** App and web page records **
------------------------------------------------

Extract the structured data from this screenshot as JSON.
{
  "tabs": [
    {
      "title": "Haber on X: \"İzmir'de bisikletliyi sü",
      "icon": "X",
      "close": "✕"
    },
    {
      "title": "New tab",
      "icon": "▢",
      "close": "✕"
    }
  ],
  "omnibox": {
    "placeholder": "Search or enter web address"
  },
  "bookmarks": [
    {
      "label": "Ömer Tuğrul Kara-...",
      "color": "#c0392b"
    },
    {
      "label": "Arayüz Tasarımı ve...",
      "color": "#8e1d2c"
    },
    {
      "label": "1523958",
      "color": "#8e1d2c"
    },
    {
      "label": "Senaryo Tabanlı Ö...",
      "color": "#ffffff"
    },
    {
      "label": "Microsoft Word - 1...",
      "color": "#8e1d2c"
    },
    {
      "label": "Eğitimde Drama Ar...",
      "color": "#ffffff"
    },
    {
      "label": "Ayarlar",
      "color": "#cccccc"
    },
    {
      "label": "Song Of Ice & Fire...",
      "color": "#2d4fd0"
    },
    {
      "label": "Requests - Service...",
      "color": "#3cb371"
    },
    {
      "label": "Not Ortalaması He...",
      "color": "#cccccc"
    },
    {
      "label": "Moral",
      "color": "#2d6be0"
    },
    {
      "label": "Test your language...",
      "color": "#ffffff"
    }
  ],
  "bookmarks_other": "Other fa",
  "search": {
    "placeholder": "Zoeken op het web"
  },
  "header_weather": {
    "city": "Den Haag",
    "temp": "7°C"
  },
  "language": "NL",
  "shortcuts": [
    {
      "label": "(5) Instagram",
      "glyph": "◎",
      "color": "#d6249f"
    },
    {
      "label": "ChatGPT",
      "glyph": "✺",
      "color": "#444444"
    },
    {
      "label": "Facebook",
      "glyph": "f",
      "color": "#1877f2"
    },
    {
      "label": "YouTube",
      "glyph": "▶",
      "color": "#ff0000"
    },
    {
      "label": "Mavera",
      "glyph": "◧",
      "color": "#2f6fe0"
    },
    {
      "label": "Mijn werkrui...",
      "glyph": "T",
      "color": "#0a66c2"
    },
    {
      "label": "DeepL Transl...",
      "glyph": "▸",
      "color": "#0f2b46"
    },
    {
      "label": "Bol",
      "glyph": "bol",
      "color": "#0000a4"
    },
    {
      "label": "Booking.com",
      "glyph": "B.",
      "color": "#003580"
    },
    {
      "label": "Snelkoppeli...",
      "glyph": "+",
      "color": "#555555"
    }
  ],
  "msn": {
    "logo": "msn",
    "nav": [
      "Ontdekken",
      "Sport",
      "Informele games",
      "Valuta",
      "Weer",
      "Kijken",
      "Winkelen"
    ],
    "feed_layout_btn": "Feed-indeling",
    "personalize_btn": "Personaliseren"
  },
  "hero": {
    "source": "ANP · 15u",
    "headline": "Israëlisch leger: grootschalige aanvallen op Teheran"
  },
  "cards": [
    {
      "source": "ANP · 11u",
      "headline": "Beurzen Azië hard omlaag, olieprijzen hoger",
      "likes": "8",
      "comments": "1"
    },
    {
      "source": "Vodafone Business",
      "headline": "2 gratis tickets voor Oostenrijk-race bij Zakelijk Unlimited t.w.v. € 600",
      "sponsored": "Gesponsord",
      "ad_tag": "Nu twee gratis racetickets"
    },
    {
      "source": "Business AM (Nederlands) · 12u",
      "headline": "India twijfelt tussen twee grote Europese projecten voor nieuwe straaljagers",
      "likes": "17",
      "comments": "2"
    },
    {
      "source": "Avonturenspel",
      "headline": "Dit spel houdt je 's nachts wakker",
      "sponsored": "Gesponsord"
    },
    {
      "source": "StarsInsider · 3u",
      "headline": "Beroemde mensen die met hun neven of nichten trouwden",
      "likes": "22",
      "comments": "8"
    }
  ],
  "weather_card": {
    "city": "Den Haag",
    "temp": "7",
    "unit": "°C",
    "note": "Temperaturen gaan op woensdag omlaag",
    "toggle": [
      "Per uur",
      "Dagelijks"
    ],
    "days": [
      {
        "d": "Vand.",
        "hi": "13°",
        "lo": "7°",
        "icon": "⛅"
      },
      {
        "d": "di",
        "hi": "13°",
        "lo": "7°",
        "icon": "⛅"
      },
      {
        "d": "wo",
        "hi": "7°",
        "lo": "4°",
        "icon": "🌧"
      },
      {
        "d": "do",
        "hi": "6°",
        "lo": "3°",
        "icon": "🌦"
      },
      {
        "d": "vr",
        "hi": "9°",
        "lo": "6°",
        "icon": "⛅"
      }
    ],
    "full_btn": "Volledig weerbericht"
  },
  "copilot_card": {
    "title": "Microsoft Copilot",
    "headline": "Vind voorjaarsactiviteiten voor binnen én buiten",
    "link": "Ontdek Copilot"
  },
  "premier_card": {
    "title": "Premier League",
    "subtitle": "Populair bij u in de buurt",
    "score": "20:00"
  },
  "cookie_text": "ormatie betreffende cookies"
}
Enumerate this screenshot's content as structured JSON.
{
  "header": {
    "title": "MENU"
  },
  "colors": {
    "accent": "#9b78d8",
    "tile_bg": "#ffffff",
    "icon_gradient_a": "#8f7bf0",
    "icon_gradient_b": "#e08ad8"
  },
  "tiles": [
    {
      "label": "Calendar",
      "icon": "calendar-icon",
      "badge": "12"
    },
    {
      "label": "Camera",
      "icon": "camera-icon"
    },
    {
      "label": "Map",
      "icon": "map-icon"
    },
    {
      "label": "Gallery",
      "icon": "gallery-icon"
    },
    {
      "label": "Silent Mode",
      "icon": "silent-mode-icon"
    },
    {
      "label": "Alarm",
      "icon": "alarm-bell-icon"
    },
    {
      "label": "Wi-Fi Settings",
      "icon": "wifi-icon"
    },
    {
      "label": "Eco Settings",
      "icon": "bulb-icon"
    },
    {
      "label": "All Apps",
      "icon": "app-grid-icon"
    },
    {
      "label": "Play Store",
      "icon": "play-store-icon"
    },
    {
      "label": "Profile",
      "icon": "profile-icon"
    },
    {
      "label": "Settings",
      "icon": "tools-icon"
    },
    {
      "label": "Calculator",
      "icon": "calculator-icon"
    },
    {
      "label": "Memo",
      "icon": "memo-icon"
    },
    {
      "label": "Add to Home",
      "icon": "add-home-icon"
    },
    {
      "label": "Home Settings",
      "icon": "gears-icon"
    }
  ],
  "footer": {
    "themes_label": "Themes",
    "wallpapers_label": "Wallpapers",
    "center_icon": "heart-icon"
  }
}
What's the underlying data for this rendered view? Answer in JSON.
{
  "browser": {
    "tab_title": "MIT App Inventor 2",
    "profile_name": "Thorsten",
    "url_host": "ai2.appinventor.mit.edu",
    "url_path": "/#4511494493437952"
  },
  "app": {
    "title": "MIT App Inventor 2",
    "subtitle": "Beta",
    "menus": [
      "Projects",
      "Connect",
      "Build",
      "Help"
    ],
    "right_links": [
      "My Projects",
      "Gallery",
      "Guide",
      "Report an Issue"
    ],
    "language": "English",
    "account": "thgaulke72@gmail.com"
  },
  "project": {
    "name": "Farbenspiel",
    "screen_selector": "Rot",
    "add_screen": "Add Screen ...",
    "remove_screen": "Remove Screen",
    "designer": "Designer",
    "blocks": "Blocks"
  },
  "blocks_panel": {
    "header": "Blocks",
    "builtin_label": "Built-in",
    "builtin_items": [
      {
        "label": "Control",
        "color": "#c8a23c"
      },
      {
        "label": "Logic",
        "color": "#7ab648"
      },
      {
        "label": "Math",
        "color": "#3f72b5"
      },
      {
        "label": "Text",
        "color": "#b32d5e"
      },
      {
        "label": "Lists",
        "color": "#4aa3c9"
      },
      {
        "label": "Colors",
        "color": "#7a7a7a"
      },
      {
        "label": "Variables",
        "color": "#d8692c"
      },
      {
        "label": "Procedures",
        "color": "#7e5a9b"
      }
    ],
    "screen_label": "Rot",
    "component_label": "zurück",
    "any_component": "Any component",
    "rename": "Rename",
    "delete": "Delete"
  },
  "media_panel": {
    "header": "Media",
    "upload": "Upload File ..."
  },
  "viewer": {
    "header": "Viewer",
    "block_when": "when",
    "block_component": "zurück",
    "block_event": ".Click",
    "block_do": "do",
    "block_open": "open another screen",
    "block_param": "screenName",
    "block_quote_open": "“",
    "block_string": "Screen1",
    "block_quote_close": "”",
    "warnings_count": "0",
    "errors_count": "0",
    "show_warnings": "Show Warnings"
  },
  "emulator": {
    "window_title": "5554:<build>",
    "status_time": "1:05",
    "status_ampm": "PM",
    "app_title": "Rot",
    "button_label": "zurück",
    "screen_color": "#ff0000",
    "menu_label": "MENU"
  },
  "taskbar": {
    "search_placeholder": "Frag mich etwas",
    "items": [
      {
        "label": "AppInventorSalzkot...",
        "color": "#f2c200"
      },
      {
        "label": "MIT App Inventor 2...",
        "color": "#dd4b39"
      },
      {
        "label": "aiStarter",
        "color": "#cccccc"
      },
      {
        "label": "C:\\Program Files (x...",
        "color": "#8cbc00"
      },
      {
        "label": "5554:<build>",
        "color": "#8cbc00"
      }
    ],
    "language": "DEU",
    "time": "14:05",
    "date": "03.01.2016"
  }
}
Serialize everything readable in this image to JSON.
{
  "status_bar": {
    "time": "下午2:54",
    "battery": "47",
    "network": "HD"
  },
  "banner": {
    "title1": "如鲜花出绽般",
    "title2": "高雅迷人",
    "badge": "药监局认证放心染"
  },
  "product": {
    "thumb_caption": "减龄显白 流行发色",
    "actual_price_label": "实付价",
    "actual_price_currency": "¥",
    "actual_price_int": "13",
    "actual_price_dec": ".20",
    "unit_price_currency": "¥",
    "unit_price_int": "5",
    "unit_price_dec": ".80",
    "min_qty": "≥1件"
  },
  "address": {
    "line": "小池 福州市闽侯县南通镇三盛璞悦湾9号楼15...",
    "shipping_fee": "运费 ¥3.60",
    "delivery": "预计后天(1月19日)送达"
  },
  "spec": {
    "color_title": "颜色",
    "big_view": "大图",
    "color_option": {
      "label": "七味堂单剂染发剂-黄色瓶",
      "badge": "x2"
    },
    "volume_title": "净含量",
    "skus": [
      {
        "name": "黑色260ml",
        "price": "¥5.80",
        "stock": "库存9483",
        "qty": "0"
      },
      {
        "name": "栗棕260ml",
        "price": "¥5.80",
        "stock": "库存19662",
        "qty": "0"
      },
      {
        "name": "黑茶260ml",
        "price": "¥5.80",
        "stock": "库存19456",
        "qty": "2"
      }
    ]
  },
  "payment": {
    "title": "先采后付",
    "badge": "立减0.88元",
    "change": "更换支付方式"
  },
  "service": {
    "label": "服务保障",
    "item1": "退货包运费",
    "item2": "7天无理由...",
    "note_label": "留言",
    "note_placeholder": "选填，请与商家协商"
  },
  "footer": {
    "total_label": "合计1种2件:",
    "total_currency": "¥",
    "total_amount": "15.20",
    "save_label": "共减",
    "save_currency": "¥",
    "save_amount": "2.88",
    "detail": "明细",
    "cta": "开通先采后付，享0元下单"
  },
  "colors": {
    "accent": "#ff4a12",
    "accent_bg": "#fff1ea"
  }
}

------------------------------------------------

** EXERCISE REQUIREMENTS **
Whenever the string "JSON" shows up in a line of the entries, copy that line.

** SOLUTION FOR THIS EXERCISE **
Extract the structured data from this screenshot as JSON.
Enumerate this screenshot's content as structured JSON.
What's the underlying data for this rendered view? Answer in JSON.
Serialize everything readable in this image to JSON.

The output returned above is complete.